Medical cannabis is legal, right now, in Michigan. But so far, the state’s program has been operating under emergency rules as regulators and operators get their ducks in a row. Like licensing processes in other states, Michigan has seen its share of controversy and setbacks. Still, in recent months, the Department of Licensing and Regulatory Affairs has issued licenses to caregivers, processors, producers and dispensaries. But until today, regulators had not approved any medical cannabis testing facilities. Testing facilities are crucial in the supply chain, and they’ve been the missing piece of the equation in Michigan. Now that the state has approved a pair of them, however, its MMJ program can finally get underway.
Michigan’s Medical Cannabis Program Is Finally Ready To Start
In its monthly meeting on Thursday, the Michigan Medical Marijuana Licensing Board approved a total of nine license applications. Six went to dispensary applicants, one to a processing facility that’s already operating with four grow licenses, and two went to testing facilities.
Iron Laboratories in Walled Lake and Precision Safety Innovation Laboratories in Ann Arbor will be Michigan’s first medical cannabis testing facilities. And once they receive their paperwork, both can begin testing botanical cannabis and cannabis-infused products.

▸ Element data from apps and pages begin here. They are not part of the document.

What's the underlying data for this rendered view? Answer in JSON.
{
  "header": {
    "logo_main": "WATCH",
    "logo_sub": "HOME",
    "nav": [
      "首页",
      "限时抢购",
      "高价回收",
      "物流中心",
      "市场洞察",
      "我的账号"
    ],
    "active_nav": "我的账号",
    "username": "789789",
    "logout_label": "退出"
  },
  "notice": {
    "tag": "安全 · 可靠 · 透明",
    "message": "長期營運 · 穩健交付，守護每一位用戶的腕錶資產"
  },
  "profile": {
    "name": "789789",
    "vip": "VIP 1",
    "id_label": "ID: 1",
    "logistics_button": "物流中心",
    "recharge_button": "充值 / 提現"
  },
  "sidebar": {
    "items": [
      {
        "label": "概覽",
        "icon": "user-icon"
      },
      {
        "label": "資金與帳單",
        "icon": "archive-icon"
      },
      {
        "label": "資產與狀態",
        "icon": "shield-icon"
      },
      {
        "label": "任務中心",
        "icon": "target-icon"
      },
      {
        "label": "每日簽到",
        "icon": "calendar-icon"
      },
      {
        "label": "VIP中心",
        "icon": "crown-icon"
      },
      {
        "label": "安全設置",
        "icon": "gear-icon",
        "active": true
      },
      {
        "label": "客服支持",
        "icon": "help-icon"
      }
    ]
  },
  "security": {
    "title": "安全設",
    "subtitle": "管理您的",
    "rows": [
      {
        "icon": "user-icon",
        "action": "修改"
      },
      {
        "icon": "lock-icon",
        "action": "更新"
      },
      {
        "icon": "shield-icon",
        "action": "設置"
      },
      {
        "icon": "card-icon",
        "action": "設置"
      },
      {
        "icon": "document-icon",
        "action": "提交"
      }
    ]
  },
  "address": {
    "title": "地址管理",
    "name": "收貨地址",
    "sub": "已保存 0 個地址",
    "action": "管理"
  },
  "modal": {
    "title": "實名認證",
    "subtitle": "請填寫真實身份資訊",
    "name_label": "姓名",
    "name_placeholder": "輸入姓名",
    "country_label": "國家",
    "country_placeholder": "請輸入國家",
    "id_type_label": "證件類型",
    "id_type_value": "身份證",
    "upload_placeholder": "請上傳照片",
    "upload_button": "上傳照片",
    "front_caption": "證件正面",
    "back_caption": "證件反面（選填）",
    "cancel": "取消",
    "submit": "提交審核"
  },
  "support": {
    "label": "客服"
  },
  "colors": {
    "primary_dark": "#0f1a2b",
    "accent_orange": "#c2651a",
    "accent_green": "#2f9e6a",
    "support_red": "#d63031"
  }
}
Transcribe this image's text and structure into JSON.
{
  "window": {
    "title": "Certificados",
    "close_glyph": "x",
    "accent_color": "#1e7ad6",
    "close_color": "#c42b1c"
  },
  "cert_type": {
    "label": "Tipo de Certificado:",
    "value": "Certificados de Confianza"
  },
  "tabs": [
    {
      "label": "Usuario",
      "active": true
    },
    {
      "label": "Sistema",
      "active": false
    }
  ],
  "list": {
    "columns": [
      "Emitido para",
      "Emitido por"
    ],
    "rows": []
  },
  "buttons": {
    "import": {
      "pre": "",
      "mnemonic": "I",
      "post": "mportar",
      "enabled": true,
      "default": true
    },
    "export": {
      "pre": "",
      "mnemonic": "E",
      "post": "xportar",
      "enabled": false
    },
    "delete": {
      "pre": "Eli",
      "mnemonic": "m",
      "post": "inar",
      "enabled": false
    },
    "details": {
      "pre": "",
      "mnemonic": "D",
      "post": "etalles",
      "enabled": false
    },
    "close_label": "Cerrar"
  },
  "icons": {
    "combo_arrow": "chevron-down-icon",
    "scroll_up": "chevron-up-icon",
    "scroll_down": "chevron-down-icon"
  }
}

Ultimately, those products will end up on dispensary shelves. Or as Michigan law officially terms them, “provisioning centers.” Michigan’s medical cannabis law prohibits retailers from calling themselves anything else.
Licensing the two testing facilities also means that other segments of the industry can begin operating with confidence. According to the CEO of Precision Safety Innovation Labs, Michigan has the second-largest medical cannabis patient population in the country.
Michigan Dispensaries Jockey For Licenses Under Emergency Rules
Meanwhile, dispensary operators continue to tango with the licensing board. As has happened in Ohio and elsewhere, rejected applicants are appealing the board’s decision. Complaints range from biased considerations to politically motivated rejections by the entirely Republican-backed licensing board.
What makes Michigan’s situation unique, however, is the fact that rejected dispensaries had been operating under the state’s emergency medical cannabis rules while their applications were under consideration. About 230 dispensaries are currently operating without having received licenses from the state.
Dispensary Shutdown Deadline Looms Ahead of November Election
But by September 15, any dispensary that hasn’t received an operating license will have to shut down until they’re awarded one. And those shutdowns, medical cannabis advocates say, could limit access and availability for Michigan patients.
That, in turn, could motivate patients, in particular, to flock to the polls in November. There are currently 285,224 people with medical cannabis cards in Michigan.
Michigan could still put a question to legalize cannabis for adult use on the November ballot. Failing that, an increased voter turnout has a statistically higher likelihood of electing Democrats. Flipping the state legislature blue could shake up the licensing board, impacting who gets licenses and who doesn’t.